Fortunately, today’s modern shotguns have screw chokes. This means that you can go to the dove field with every choke you need in your pocket. Carefully consider the distance your shots are likely to be and make your choice. If, once the shooting gets underway, you feel the need to change, do it. A good rule of thumb is that improved cylinder will get you to about 25 yards, modified to about 35 yards, and full to about 40 to 45 yards. Also remember that birds are much harder to hit out there in that 40 to 45 yard range. The average dove shooter will score about twice as often at 25 yards than he will at 40 yards. If the birds aren’t getting close enough, you probably need to modify your hunting style.
Camo down Doves have sharp eyes and it’s their nature to swerve away from objects that stand out. Wear lightweight camo such as the shirts with vented backs and the light weight pants with zip off legs. Wear a cap that can help shield your eyes from the sun and keep your shiny face from reflecting light like a bumper on a ’56 Buick.

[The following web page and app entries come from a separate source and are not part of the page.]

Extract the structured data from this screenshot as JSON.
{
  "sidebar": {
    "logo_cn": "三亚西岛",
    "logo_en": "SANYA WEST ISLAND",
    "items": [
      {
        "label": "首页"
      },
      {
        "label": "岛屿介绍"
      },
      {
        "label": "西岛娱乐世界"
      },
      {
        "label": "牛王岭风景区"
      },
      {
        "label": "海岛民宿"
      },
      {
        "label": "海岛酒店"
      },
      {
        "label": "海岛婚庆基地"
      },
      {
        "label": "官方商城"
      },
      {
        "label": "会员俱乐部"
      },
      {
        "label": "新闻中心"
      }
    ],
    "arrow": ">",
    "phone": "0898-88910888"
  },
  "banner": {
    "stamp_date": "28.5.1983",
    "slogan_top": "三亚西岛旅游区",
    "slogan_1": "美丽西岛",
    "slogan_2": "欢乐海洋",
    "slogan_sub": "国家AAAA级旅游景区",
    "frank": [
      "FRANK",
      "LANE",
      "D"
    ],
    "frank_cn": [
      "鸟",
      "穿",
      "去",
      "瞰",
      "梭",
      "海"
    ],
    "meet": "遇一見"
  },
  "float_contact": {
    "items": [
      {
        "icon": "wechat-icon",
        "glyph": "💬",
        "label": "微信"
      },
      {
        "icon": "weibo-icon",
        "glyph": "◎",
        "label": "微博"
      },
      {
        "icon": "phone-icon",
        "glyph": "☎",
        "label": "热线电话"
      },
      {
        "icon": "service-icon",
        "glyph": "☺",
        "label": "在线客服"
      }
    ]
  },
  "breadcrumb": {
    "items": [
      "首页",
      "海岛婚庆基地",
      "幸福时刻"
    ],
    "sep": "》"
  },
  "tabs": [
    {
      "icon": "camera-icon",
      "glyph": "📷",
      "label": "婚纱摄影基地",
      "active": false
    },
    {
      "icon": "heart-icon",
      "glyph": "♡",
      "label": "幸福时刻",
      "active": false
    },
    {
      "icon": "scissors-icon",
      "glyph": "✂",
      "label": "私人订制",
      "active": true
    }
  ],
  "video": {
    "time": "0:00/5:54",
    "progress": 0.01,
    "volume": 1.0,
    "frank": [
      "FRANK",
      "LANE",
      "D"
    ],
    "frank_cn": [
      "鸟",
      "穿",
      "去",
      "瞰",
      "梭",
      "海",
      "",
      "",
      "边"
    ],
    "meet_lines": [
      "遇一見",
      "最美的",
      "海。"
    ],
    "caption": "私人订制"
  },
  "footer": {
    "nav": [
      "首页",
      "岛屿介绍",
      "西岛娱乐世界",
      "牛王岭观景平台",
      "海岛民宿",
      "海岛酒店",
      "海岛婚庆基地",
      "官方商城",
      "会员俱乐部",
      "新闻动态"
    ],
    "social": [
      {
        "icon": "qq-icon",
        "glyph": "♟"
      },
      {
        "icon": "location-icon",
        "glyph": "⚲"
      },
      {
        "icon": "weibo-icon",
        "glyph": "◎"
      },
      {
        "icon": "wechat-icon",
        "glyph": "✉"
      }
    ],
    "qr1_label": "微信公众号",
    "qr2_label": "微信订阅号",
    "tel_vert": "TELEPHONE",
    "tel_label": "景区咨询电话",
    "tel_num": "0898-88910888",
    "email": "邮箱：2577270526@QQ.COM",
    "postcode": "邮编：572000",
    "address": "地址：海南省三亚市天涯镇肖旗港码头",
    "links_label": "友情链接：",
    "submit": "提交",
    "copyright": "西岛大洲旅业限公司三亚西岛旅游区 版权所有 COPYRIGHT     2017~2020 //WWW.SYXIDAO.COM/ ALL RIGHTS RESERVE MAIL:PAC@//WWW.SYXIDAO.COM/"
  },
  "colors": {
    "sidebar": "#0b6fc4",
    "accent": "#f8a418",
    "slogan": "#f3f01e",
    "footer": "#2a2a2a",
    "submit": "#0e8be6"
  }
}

Stand in the shade There are two good reasons for this practice. The fact that it’s cooler is obvious. The main reason, though, is your level of visibility. The next time you’re on a dove field, look at the guys in the shade, and look at the ones in the sun. The ones in the sun stand out. They’re also shinier because they’re likely sweating like a pig. Remember, the dove is out in the sun looking down, and things in shadows don’t show up nearly as well.
Don’t move or mount your gun until the bird is well within range The reason doves have a reputation for twisty flight is that they see movement and avoid it. Watch a field with doves over it from a distance; they fly straight as an arrow. When doves spot movement, they try to avoid it. If you start your gun mount too early they’ll never get within modified choke range. This is another good reason to practice shooting clays with a low gun.

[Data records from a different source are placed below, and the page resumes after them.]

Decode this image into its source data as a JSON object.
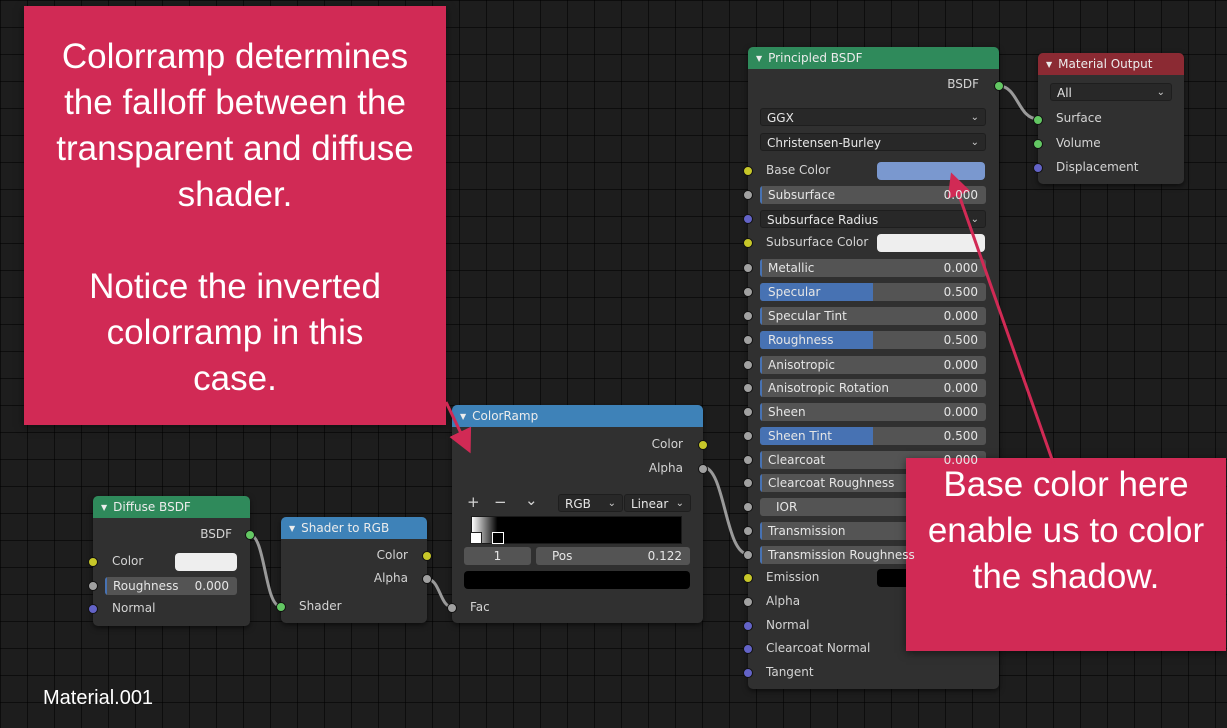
{
  "annotations": {
    "left_callout_line1": "Colorramp determines the falloff between the transparent and diffuse shader.",
    "left_callout_line2": "Notice the inverted colorramp in this case.",
    "right_callout": "Base color here enable us to color the shadow."
  },
  "material_name": "Material.001",
  "nodes": {
    "diffuse_bsdf": {
      "title": "Diffuse BSDF",
      "output": "BSDF",
      "color_label": "Color",
      "roughness_label": "Roughness",
      "roughness_value": "0.000",
      "normal_label": "Normal",
      "swatch_color": "#eeeeee"
    },
    "shader_to_rgb": {
      "title": "Shader to RGB",
      "out_color": "Color",
      "out_alpha": "Alpha",
      "in_shader": "Shader"
    },
    "color_ramp": {
      "title": "ColorRamp",
      "out_color": "Color",
      "out_alpha": "Alpha",
      "add_icon": "+",
      "remove_icon": "−",
      "menu_icon": "⌄",
      "color_mode": "RGB",
      "interpolation": "Linear",
      "stop_index": "1",
      "pos_label": "Pos",
      "pos_value": "0.122",
      "in_fac": "Fac"
    },
    "principled_bsdf": {
      "title": "Principled BSDF",
      "output": "BSDF",
      "distribution": "GGX",
      "subsurface_method": "Christensen-Burley",
      "base_color_label": "Base Color",
      "base_color_swatch": "#7a98cf",
      "subsurface_label": "Subsurface",
      "subsurface_value": "0.000",
      "subsurface_radius_label": "Subsurface Radius",
      "subsurface_color_label": "Subsurface Color",
      "metallic_label": "Metallic",
      "metallic_value": "0.000",
      "specular_label": "Specular",
      "specular_value": "0.500",
      "specular_tint_label": "Specular Tint",
      "specular_tint_value": "0.000",
      "roughness_label": "Roughness",
      "roughness_value": "0.500",
      "anisotropic_label": "Anisotropic",
      "anisotropic_value": "0.000",
      "anisotropic_rotation_label": "Anisotropic Rotation",
      "anisotropic_rotation_value": "0.000",
      "sheen_label": "Sheen",
      "sheen_value": "0.000",
      "sheen_tint_label": "Sheen Tint",
      "sheen_tint_value": "0.500",
      "clearcoat_label": "Clearcoat",
      "clearcoat_value": "0.000",
      "clearcoat_roughness_label": "Clearcoat Roughness",
      "ior_label": "IOR",
      "transmission_label": "Transmission",
      "transmission_roughness_label": "Transmission Roughness",
      "emission_label": "Emission",
      "alpha_label": "Alpha",
      "normal_label": "Normal",
      "clearcoat_normal_label": "Clearcoat Normal",
      "tangent_label": "Tangent"
    },
    "material_output": {
      "title": "Material Output",
      "target": "All",
      "surface_label": "Surface",
      "volume_label": "Volume",
      "displacement_label": "Displacement"
    }
  },
  "colors": {
    "callout": "#d12a55",
    "header_shader": "#2f8a5b",
    "header_converter": "#3e82b8",
    "header_output": "#8b2a33",
    "slider_fill": "#4772b3"
  }
}
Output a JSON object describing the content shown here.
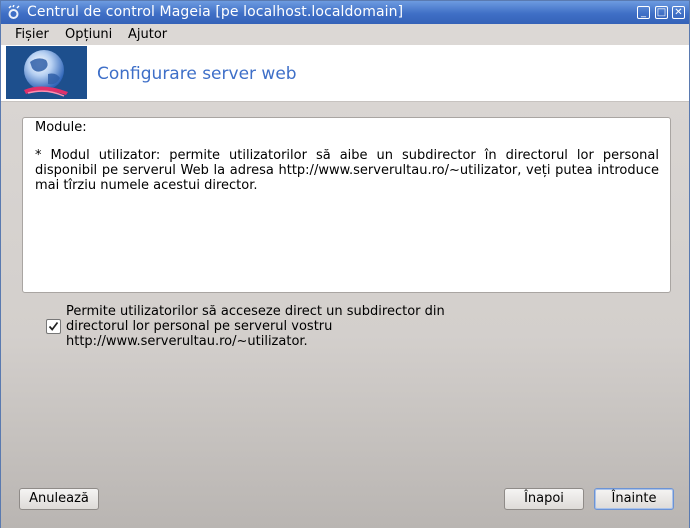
{
  "window": {
    "title": "Centrul de control Mageia  [pe localhost.localdomain]",
    "controls": {
      "minimize": "_",
      "maximize": "□",
      "close": "✕"
    }
  },
  "menubar": {
    "items": [
      "Fișier",
      "Opțiuni",
      "Ajutor"
    ]
  },
  "header": {
    "title": "Configurare server web",
    "logo_icon": "mageia-globe-icon"
  },
  "info": {
    "heading": "Module:",
    "body": "* Modul utilizator: permite utilizatorilor să aibe un subdirector în directorul lor personal disponibil pe serverul Web la adresa http://www.serverultau.ro/~utilizator, veți putea introduce mai tîrziu numele acestui director."
  },
  "option": {
    "checked": true,
    "label": "Permite utilizatorilor să acceseze direct un subdirector din directorul lor personal pe serverul vostru http://www.serverultau.ro/~utilizator."
  },
  "buttons": {
    "cancel": "Anulează",
    "back": "Înapoi",
    "next": "Înainte"
  },
  "colors": {
    "titlebar": "#3f6fc6",
    "accent": "#3e6fc8",
    "logo_bg": "#1d4f8d"
  }
}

Use what cover you have If there’s a bush or a fence row, stand next to it. If you have a good camo pattern, you can stand in front of it as effectively as behind it. I used to hunt with my grandson and he sometimes moved at the wrong time. I bought a Hunter Specialties Backpacker Blind. It folds out into four panels that are about four feet high. I’m invisible until I stand up. It will get you more birds. If those hunting around you are visible and you’re not, birds will see your direction as an avenue of escape and fly that way.
Use decoys Add a few well placed decoys and you can get birds within cylinder choke range. If you’re hunting on a large field, decoys will improve your chances. Put the decoys where they stand out and make shadows, from the sky, a shadow is often easier to see than what makes the shadow. Decoys that move also work well. An added bonus with moving decoys is that the doves look at the decoys instead of seeing you.

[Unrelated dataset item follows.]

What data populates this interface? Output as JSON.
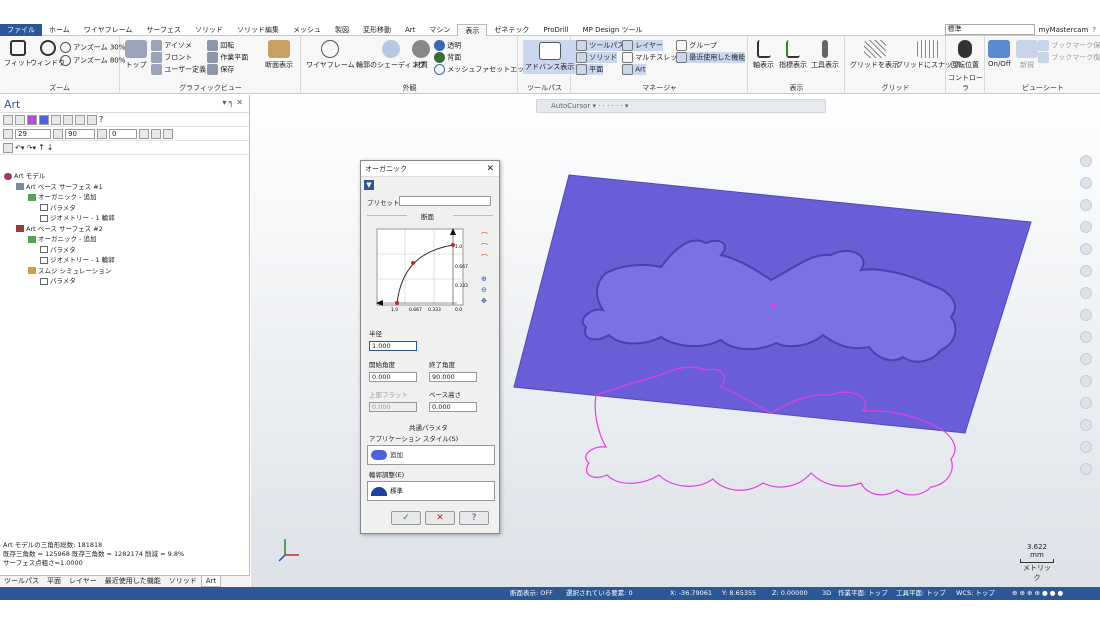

Hunt early or late Don’t expect to shoot a limit of doves in the middle of the day. The birds simply don’t fly then unless there are unusual weather conditions. From first light to 8:00 a.m. and from 5:00 p.m. till sundown are the best times. There’s not much happening in between.
I’ll bet you a dove dinner that these six pieces of advice will get the birds close enough that you can switch from a full choke to a modified or improved cylinder. I’ll take mine country style with dark gravy, some mashed potatoes, carrots, and homemade biscuits. 


Dick Jones is an award winning freelance writer living in High Point. He’s a member of the board of directors of the Southeastern Outdoor Press Association. If you’d like to have him speak to your group, he can be reached at